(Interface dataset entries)
--*--
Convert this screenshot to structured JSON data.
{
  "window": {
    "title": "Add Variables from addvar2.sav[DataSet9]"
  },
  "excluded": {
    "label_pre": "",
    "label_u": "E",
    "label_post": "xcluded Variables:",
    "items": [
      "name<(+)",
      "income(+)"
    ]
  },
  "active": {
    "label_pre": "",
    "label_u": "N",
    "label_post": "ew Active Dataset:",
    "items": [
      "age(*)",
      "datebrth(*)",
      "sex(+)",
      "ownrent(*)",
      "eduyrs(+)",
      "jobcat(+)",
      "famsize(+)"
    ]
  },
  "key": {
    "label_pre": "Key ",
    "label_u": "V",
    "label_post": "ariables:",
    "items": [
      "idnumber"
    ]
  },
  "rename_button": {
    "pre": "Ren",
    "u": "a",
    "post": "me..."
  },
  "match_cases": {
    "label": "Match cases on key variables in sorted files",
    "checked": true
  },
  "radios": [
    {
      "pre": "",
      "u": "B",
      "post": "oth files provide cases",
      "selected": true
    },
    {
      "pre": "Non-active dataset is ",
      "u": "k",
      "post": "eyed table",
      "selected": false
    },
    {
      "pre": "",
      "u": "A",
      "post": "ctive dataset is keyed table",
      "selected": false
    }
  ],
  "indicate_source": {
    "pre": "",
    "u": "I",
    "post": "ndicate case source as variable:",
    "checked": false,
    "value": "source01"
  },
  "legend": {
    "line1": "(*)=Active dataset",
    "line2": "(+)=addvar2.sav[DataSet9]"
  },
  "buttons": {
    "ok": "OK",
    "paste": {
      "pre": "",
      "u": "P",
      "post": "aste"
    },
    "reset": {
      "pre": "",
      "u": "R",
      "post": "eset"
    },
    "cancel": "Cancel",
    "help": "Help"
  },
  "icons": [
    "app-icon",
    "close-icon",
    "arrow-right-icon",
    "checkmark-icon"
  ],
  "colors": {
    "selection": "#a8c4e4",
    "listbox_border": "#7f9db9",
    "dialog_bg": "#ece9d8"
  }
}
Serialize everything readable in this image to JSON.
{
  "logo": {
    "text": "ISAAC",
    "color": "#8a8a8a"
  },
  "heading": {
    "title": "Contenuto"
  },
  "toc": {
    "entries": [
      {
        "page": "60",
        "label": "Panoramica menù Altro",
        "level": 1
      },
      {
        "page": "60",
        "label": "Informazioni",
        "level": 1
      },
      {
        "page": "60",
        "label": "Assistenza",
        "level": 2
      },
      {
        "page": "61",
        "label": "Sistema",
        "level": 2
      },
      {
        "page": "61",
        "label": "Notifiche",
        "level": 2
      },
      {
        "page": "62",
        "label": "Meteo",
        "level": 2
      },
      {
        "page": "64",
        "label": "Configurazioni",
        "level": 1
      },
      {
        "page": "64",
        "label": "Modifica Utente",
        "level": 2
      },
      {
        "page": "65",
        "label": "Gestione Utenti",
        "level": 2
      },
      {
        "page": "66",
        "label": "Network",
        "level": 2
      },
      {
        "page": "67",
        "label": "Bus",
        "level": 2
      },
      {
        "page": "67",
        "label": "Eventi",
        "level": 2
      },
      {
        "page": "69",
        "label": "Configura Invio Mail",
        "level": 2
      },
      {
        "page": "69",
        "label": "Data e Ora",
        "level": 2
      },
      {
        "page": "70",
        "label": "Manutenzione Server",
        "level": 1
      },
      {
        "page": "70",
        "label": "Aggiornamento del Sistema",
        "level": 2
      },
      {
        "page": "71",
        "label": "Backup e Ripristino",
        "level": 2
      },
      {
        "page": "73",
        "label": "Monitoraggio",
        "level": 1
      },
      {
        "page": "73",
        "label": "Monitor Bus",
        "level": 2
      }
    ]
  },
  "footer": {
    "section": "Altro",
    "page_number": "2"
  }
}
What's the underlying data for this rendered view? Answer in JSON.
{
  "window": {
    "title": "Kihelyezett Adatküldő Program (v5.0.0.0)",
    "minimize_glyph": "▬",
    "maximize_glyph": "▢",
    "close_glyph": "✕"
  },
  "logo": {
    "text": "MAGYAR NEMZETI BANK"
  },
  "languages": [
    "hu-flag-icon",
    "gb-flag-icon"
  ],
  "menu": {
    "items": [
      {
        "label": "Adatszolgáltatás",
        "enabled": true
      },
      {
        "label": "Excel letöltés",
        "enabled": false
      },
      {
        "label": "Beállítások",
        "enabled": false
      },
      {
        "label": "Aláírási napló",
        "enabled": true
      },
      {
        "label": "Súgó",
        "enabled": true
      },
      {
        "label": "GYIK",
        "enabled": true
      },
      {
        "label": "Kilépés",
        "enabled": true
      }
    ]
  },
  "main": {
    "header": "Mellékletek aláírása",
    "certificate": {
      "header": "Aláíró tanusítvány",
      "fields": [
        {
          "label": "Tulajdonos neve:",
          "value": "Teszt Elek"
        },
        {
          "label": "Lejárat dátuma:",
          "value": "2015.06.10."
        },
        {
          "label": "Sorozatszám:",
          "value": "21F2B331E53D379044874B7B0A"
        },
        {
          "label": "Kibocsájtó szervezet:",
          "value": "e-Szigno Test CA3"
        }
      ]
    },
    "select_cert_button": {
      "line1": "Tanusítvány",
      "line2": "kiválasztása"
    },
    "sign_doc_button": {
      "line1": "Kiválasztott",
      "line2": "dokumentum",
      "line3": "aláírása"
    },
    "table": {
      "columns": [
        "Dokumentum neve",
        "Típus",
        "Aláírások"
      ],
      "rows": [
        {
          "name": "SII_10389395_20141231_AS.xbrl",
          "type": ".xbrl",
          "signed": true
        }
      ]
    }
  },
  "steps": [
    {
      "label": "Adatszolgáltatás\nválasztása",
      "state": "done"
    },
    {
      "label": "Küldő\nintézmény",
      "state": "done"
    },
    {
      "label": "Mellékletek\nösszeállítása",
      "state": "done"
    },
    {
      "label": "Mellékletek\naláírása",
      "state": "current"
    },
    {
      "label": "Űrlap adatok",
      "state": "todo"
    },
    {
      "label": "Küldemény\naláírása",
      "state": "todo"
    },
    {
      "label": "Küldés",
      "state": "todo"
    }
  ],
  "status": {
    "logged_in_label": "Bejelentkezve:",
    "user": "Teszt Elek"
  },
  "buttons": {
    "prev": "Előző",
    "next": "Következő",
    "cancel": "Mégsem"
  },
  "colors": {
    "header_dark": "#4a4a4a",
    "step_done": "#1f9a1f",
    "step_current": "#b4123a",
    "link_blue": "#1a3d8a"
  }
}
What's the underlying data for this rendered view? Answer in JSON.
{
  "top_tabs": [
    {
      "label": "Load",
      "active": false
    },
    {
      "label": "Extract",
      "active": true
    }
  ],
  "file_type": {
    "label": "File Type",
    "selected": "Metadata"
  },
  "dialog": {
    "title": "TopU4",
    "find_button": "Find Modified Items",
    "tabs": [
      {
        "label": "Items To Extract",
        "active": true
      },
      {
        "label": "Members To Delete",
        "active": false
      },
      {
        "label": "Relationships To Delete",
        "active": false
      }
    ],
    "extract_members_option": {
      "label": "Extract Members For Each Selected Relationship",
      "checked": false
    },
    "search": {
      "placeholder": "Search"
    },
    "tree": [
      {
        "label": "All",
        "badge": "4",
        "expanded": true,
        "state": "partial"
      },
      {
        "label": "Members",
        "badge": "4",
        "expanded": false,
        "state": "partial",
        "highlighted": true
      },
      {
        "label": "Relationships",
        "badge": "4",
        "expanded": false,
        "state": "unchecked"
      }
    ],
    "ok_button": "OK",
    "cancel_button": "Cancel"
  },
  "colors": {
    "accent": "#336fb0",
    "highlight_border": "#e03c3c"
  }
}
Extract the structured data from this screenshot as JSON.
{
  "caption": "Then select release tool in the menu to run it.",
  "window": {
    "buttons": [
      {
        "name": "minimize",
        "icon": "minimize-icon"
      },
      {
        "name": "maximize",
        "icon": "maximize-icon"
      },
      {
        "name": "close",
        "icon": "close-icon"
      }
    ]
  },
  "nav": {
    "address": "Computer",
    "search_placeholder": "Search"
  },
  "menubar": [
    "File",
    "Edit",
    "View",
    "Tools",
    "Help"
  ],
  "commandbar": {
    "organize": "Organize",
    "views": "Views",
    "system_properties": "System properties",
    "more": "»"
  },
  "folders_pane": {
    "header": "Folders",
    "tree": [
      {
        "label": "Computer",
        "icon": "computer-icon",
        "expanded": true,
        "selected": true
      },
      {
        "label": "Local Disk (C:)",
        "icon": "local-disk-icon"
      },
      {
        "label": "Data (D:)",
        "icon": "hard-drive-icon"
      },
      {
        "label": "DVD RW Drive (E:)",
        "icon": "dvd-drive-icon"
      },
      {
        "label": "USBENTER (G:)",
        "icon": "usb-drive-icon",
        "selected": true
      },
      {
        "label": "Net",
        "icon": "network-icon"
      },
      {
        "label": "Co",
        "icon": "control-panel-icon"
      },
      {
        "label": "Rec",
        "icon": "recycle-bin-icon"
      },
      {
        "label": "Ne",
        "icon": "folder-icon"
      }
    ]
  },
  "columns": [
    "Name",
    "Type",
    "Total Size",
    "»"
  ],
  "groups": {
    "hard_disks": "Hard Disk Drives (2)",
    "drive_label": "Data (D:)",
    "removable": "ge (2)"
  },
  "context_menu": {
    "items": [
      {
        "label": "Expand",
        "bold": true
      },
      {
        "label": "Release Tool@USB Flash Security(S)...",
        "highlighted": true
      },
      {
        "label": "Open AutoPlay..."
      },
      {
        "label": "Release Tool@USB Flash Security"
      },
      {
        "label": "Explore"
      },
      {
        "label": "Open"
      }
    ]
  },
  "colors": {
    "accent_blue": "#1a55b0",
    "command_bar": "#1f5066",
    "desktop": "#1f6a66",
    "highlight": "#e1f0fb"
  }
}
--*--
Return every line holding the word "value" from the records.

    "value": "source01"
          "value": "Teszt Elek"
          "value": "2015.06.10."
          "value": "21F2B331E53D379044874B7B0A"
          "value": "e-Szigno Test CA3"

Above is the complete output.